What Sonia Richardson doesn't know about the Central Park Apartments isn't worth knowing - and she reckons their $34 million upgrade is "absolutely phenomenal".
Ms Richardson has lived in the council flats at the foot of Brooklyn hill since 2007, and said she "knows the place back to front".
The five-building complex, now home to 220 people, was reopened yesterday after a two-year, $34.4m upgrade.
Ms Richardson, who has impaired vision and uses a white cane to get around, said the old building was an "absolute shocker".
"There was no security. People used to come in off the street and sleep in the stairwells."
Rubbish disposal was "diabolical", with tenants often having to use broomsticks to unblock clogged rubbish chutes.
The upgrade began in June 2010 as part of a $400m joint project by central and local government to improve Wellington's social housing.
Ms Richardson said the construction work did not bother her. "Other tenants used to say: 'Oh, it's noisy,' and I'd say: 'Well, just think what you're coming back to. The difference is going to be amazing'."
She spent a year at the Arlington Apartments in Hopper St while the work was done, and returned to Central Park early last month. The upgrade, she said, was "absolutely phenomenal".
Her new apartment, on the fifth floor of the 10-storey tower block, has double-glazed windows, new carpet and "million-dollar views" over Te Aro. "We're very, very lucky. That's how I feel. It's made a big difference to me."
Wellington Mayor Celia Wade-Brown and Housing Minister Phil Heatley opened the complex yesterday afternoon.
Ms Wade-Brown said the upgrade was a vast improvement on the "long corridors and smelly stairwells" of the past.

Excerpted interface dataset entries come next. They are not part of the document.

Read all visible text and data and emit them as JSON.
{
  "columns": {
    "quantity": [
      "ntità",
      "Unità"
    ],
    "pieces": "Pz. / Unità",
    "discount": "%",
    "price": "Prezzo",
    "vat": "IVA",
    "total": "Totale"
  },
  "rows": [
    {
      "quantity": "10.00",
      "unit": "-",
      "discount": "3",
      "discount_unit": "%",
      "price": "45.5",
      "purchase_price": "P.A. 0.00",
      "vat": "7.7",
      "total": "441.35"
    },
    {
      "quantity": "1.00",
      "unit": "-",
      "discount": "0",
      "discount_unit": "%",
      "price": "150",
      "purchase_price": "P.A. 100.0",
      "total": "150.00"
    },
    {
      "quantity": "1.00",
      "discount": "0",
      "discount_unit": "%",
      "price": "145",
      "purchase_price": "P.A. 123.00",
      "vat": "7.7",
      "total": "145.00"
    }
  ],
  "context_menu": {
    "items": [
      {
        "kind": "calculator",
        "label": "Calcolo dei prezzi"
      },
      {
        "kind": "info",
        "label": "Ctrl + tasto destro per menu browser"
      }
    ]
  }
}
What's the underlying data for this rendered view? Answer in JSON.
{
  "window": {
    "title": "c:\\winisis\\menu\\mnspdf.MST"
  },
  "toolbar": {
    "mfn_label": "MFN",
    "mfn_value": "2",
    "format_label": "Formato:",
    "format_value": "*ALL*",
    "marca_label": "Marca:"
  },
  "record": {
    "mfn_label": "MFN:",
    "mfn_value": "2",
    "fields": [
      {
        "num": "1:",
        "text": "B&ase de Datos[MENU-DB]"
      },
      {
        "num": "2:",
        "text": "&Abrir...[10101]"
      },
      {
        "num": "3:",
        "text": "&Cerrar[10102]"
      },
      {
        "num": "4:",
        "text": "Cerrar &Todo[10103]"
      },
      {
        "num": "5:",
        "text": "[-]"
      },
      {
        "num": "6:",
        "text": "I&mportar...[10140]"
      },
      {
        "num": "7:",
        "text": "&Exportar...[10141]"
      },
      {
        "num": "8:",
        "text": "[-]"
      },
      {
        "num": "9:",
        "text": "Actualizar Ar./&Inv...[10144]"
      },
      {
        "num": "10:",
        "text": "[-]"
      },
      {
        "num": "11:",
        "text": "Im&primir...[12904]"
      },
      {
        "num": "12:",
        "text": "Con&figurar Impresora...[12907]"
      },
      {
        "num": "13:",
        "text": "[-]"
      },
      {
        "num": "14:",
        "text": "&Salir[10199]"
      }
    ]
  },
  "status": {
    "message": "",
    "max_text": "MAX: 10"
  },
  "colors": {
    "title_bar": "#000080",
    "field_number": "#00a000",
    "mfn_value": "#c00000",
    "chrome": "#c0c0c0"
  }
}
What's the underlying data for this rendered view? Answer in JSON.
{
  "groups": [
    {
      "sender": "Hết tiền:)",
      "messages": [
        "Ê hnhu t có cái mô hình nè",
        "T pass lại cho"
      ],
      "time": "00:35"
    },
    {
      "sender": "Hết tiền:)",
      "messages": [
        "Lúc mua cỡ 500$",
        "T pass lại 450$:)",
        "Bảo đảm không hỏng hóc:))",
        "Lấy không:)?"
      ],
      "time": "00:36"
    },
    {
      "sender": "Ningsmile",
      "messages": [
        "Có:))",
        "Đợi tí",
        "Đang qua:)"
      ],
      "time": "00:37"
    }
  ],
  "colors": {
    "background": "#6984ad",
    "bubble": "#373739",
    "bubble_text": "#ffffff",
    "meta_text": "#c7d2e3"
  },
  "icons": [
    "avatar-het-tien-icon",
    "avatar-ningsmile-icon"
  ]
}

Project manager Rachel Van Doorn said changes such as increased security, better lighting and more communal areas had increased residents' peace of mind.
The number of apartments had decreased from 213 units to 190 as apartments were made larger.
"Tenants have gone from having 212 neighbours to about 30 immediate neighbours . . . and are now likely to get to know each other."
The Dominion Post